She sent me some research on the matter, and after a couple of bed-sharing naps, I made the jump to full-time bed sharing. My daughter and I slept like this for nine months until we started sleep training (again, see point #3). It was definitely a temporary fix for our situation but has taught me not to judge other Mom’s for decisions they may make to best benefit themselves and their child.
3. Expectation – Baby Forms Their Own Sleep Schedule
When my daughter was first born, the thought of “cry it out” scared me to death. I could not imagine my baby crying for me and not going to get her.
I thought I would let her choose when to sleep, how long to sleep, and how often to sleep. I’d go off of her feelings and let her dictate sleep. This mindset caused problems with the sleep habits we let her form early on. At 9 months, my husband and I decided it was time to hire some help. The approach we chose with the help of a consultant is called the “chair method,” which worked great despite there being some crying involved.
I was going to have to get over the expectation that I would never let my baby cry, and that this was going to benefit her in the long run. I had so many concerns about this, but after only a couple nights, the crying stopped and she went to bed extremely well. Something I was afraid of doing and caused such a headache for my husband and myself was finally solved, all because I let what I thought people would say about my parenting get in the way.
4. Expectation — Baby-Led Weaning
When I knew my daughter was going to start eating solids, I was determined to make sure she was not going to be a picky eater. I researched in depth about baby-led weaning to make sure I was going to help her transfer from bottles to food properly because, of course, my child was going to love every food and be the most adventurous eater. I was going to avoid added sugar, only serve her the healthiest options, and set myself up for success for when she got older.
The day came to start real food. It was so cute watching her try out new foods and explore, but the mess was outrageous. I tried to let her use utensils herself, drink from a cup, and try new things, but watching her struggle and throw food all over the place caused my anxiety to skyrocket.
I decided that what would be best for our family was a mixture of purees and baby-led weaning. If it was a food that she needed a spoon for, I helped; if I thought it was something she could handle on her own, I let her try to feed herself. I also got over the “I am going to be super healthy” thing quick. When I was rushing to make her lunch for daycare, sometimes a package of mini muffins was thrown in the lunch box, and when I was not home for dinner in time, Daddy would warm her up some chicken nuggets. It was not ideal, but it was what worked best for my family. She is still an adventurous eater, and I enjoy watching her explore new food items.
Overall, one of the biggest things I have learned over this past year of being a new mom is not to let your expectations or fear of what other moms will say about your parenting get in the way of doing what is best for yourself and your child. Do what makes sense to you. Research ALL options, not just the option that you think you will want to use because that option may not end up being the best for you.

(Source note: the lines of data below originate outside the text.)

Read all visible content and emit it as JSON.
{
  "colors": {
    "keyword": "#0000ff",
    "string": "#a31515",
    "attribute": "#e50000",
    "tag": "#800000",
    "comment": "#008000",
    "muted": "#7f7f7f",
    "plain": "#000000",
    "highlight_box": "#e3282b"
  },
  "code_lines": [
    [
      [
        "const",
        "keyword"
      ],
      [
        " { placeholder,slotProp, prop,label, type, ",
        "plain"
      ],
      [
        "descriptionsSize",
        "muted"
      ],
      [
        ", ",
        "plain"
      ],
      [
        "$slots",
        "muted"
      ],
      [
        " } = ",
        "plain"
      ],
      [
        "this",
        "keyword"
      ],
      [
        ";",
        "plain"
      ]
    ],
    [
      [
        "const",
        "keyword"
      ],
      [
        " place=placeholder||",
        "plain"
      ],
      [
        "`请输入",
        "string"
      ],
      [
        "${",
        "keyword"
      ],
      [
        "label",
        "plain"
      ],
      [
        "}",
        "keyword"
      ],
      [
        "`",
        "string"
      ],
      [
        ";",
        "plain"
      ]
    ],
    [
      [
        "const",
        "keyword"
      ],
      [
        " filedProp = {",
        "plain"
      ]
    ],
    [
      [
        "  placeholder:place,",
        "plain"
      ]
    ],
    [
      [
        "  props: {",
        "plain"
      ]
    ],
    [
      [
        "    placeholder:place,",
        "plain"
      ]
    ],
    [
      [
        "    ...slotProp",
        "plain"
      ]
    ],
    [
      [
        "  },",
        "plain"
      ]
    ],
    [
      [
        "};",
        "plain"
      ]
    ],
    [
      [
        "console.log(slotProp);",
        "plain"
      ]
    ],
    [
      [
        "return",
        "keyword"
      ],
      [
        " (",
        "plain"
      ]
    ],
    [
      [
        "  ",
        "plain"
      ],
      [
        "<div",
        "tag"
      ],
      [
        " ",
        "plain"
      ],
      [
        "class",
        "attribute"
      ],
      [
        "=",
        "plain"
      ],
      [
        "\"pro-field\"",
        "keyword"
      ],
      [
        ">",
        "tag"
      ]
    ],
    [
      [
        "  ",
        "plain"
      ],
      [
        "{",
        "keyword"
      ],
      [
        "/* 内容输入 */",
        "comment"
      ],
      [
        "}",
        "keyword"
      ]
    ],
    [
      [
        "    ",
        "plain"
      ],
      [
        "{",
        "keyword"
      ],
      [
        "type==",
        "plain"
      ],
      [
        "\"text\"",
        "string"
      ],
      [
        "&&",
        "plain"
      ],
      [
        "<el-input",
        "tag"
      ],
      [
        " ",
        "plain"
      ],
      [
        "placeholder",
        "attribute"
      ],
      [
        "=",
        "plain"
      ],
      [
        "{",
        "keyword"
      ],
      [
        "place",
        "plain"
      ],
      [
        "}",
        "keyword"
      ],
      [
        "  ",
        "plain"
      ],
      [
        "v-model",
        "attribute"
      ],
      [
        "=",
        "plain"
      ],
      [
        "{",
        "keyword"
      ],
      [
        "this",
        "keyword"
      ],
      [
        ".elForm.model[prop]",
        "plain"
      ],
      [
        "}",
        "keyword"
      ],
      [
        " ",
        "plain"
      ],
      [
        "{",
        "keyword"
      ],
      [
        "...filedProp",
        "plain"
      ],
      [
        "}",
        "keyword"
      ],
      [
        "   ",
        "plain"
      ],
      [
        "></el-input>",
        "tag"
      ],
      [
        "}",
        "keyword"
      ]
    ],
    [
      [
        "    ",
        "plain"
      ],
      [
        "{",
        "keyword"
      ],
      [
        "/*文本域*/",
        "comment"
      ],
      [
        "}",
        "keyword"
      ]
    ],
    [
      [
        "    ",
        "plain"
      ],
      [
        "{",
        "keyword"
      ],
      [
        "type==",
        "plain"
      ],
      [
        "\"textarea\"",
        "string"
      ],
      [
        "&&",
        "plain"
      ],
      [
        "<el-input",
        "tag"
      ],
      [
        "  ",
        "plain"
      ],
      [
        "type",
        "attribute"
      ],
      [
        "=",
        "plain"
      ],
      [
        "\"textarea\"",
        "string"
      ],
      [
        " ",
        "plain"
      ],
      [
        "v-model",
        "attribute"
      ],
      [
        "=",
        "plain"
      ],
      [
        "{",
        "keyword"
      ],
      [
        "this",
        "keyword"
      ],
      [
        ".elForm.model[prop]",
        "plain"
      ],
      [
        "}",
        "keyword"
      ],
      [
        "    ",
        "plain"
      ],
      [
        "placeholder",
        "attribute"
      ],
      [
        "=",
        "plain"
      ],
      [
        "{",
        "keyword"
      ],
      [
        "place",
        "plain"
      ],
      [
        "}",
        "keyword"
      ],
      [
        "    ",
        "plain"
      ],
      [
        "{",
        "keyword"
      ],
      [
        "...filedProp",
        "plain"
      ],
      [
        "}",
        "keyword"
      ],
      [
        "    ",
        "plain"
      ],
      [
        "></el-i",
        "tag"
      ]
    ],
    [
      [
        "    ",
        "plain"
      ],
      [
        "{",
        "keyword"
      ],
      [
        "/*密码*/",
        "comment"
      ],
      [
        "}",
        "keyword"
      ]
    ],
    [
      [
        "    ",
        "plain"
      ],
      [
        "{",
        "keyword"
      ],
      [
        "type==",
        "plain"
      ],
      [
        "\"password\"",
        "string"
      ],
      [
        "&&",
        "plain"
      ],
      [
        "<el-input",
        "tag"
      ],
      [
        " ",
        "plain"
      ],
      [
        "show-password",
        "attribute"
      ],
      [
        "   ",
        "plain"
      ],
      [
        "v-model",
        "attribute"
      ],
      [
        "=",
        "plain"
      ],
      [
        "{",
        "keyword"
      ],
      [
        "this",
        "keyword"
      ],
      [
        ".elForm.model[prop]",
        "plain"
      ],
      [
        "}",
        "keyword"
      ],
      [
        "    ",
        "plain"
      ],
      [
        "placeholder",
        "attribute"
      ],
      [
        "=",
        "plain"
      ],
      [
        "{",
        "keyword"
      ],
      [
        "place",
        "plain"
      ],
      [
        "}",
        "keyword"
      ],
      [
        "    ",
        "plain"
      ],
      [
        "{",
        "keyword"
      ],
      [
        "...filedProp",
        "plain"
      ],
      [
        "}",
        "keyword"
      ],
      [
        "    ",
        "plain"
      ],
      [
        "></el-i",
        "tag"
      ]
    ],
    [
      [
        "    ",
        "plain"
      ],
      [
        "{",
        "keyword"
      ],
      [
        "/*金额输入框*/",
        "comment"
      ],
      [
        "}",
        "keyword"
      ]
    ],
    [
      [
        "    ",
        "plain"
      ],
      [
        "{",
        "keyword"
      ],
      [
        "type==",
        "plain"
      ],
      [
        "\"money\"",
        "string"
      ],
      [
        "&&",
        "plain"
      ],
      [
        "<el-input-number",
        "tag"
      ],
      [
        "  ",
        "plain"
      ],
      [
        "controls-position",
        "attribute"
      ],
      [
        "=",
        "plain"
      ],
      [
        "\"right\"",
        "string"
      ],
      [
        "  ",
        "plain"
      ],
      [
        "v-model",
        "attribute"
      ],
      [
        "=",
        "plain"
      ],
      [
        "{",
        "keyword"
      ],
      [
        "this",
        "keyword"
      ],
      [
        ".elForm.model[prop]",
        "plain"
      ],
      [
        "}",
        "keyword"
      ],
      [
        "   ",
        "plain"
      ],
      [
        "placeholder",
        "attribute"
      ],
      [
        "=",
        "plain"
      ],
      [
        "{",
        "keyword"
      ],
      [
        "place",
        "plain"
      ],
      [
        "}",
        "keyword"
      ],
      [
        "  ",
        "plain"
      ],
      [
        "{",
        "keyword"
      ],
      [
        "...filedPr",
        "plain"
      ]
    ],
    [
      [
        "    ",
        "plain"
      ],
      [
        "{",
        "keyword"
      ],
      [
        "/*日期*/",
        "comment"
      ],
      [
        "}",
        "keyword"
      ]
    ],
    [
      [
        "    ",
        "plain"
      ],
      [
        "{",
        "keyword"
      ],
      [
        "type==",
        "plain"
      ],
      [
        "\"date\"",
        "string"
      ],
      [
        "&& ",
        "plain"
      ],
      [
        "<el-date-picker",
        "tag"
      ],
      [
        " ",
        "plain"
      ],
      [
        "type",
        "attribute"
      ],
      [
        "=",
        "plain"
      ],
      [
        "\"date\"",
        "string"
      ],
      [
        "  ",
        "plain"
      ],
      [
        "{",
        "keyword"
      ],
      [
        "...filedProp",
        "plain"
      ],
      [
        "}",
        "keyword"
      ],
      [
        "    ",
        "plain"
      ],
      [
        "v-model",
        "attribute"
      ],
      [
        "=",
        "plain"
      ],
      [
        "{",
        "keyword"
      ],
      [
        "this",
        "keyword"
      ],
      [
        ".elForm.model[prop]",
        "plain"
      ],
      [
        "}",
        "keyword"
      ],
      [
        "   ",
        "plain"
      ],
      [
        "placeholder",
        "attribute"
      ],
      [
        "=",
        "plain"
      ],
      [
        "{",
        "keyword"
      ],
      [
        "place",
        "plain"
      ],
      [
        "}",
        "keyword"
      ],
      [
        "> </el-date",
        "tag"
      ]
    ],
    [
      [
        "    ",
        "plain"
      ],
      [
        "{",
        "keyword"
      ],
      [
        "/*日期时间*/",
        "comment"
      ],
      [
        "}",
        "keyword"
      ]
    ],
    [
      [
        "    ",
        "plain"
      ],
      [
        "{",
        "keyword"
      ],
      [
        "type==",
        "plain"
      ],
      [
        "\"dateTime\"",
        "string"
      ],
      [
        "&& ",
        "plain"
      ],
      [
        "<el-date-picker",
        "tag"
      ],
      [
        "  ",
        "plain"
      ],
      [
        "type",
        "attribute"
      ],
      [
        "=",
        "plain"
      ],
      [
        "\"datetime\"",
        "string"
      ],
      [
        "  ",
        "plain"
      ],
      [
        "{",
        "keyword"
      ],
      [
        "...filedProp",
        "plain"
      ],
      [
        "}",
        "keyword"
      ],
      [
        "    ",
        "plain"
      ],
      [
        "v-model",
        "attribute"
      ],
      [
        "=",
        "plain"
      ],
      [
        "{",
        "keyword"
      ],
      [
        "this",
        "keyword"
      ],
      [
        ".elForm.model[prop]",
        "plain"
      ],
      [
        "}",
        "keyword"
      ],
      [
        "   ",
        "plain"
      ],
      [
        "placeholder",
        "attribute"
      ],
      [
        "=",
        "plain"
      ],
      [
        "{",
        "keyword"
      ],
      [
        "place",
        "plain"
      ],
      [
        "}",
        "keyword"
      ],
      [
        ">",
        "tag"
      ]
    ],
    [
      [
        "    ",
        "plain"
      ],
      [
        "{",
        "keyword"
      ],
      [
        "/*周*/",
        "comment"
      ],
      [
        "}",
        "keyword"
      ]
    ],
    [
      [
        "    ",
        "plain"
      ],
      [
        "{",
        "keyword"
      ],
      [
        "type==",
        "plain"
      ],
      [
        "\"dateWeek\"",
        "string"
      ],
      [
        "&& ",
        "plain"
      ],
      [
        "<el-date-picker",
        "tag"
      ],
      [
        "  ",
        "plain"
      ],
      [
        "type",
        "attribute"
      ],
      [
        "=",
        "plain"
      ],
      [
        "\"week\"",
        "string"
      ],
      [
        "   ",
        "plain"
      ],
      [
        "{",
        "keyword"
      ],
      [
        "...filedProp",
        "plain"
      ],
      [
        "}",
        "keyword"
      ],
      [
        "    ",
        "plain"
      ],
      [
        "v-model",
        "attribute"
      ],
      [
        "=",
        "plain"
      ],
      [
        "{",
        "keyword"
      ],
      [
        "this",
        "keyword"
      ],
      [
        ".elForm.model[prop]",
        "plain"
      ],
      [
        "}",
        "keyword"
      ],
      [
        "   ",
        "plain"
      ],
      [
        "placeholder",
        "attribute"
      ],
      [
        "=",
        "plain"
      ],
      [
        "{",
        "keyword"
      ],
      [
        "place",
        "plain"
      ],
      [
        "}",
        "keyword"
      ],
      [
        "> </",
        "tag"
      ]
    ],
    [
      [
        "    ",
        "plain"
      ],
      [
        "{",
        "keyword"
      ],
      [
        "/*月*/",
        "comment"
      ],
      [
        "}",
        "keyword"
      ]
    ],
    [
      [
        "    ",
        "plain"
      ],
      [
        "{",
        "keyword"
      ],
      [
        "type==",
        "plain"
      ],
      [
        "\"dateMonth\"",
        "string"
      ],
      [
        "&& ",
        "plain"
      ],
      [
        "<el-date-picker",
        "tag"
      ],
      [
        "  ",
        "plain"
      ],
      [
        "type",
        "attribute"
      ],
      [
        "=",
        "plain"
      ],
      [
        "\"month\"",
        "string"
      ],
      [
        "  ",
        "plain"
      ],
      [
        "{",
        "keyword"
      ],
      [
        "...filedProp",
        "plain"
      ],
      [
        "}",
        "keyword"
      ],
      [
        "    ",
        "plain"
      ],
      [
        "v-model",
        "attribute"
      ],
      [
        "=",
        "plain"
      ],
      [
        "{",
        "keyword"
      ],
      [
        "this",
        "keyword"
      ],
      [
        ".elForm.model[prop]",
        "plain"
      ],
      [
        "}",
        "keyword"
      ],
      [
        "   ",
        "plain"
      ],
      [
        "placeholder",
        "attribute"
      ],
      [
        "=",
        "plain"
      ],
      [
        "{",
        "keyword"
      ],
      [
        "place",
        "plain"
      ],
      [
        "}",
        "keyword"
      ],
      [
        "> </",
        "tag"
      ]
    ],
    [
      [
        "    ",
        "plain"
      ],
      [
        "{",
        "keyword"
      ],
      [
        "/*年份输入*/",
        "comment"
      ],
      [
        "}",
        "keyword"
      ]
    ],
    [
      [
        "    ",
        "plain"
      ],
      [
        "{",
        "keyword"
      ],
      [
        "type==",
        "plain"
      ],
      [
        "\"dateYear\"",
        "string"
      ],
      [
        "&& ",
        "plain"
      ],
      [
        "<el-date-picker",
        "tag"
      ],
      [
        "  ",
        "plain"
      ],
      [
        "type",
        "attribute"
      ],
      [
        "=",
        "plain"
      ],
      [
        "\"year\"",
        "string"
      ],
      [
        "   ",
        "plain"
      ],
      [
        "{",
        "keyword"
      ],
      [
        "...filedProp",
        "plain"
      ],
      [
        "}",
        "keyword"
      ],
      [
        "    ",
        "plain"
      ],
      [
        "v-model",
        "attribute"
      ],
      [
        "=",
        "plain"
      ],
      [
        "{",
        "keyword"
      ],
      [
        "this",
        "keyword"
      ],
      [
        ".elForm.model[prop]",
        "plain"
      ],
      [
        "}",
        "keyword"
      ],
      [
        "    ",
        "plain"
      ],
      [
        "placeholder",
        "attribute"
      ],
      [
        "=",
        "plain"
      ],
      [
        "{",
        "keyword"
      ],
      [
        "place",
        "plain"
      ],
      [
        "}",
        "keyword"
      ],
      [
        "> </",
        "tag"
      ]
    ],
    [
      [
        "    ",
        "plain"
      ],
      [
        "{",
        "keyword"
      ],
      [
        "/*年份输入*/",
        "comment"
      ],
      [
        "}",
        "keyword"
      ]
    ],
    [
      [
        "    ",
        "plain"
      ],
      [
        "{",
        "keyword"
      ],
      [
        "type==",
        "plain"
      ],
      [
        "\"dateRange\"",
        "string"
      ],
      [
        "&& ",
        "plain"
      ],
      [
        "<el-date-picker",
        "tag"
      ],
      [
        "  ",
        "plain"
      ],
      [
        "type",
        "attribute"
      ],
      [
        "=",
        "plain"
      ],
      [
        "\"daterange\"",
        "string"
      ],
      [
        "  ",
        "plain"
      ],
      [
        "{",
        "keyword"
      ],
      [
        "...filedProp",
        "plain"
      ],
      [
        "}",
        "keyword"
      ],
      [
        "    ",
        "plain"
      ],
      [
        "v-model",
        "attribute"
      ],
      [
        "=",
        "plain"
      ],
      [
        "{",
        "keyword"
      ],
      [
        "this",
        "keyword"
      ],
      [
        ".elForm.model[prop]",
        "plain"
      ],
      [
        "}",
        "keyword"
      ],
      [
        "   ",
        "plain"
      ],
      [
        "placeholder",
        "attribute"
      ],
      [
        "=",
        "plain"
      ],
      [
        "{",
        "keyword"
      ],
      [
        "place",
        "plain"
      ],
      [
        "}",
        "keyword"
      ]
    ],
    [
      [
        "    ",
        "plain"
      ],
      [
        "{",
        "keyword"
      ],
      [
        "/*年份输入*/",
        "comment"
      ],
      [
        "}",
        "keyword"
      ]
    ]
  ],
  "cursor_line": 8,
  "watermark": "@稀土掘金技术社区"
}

Finally, we need to stop judging new mothers for the decisions they make. Telling them that “I did it differently” or “I would not parent my child that way” is not helpful. New moms are doing their best, and when you make sure to let them know that whatever they are doing is “wrong,” you are feeding the doubt that mom has already been feeling since the day she gave birth. Be encouraging, ask her what you can do to help, be the friend you wished you’d had when you were a new mom.